Date: Sun 30 Jun 2002 - 15:39:37 BST
So how do you perform updates on the vserver? Do you just boot up the root
server with a cd and upgrade the distribution? Does that break the
vservers or anything?
On Fri, 28 Jun 2002, Jacques Gelinas wrote:
> On Thu, 27 Jun 2002 11:13:20 -0500, Vlad wrote
> > I recall someone saying something about vserver (redhat) update scripts
> > that would update all the files on the vserver (or create a vserver)
> > directly from redhat cd's. Does anybody still maintain this and
> > furthermore, has anybody used it at all to make upgrades to their systems?
> > I have both types of vservers (with links to the root server and separate
> > fs copies) so I am wondering if anybody has encountered any problems
> > before I go ahead and start destroying stuff.
> The script to install directly from a CD is in /usr/lib/vserver.
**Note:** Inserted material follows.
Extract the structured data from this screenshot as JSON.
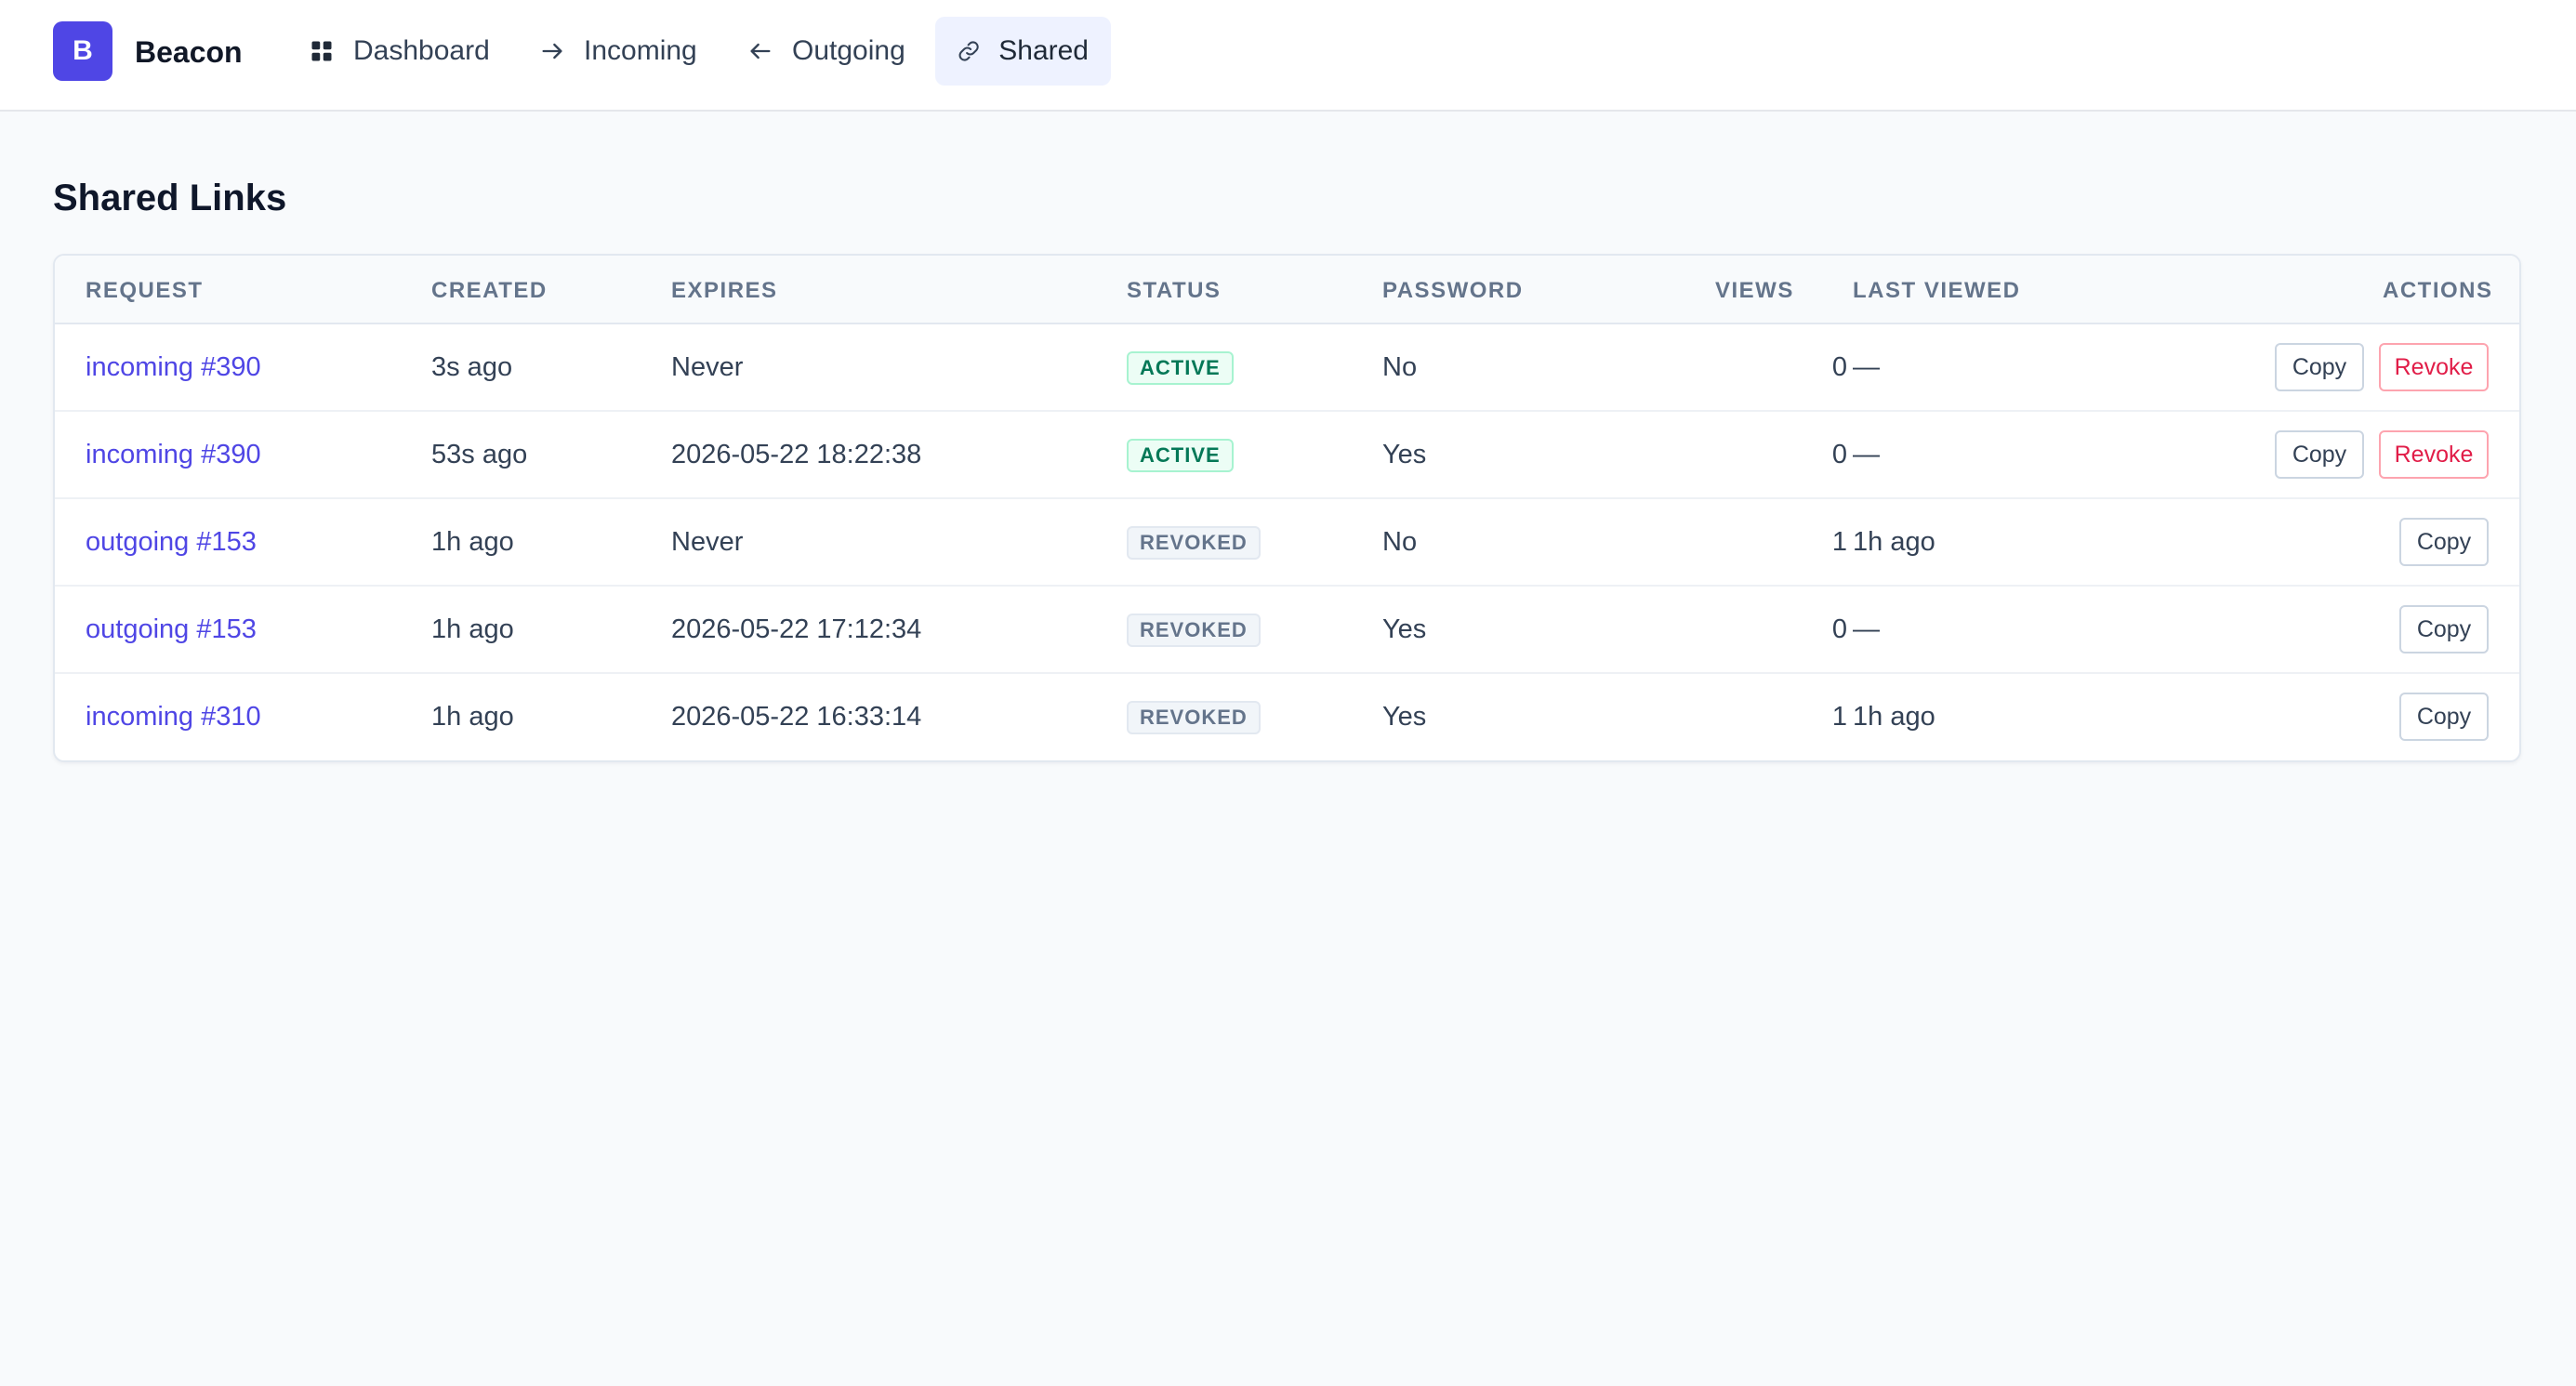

Currently
> there is one to install from a rh7.2 CD.
> I will release a new version with support for 7.3. Further, the newvserver
> utility will offer the ability to install from a CD directly in the menu and
> will use these script directly (note this stuff is already done, just not released
> For the upgrade part, no script are available yet. Performing the upgrade generally
> involve the following steps
> -Doing rework in distribution dependant configuration file, as needed. In
> general, this does not affect a vserver since this stuff applies to
> low level configuration.
> -Handling deprecated packages. For example, a package foo may evolve in
> two packages: foo-client and foo-server. RPM can't handle this kind of relation
> (the package has a new name). So in that case, the offending package must
> be removed and then the upgrade performed.
> -Computing the new dependencies and potentially adding new packages
> to solve it.
> I have written a module to handle that and I am testing it here. The cool thing
> about vservers is that you can test your upgrade over and over without rebooting
> or loosing anything. You simply do
> -create a new test vserver out of a production one: 1 minute
> -assign a new IP to it
> -perform the upgrade
> -test it
> -erase it and try again.
> In general, the original production vserver should just stay there in case the upgrade
> has some hidden side effect. You archive it and delete it few week later.
> Jacques Gelinas <jack_at_solucorp.qc.ca>
> vserver: run general purpose virtual servers on one box, full speed!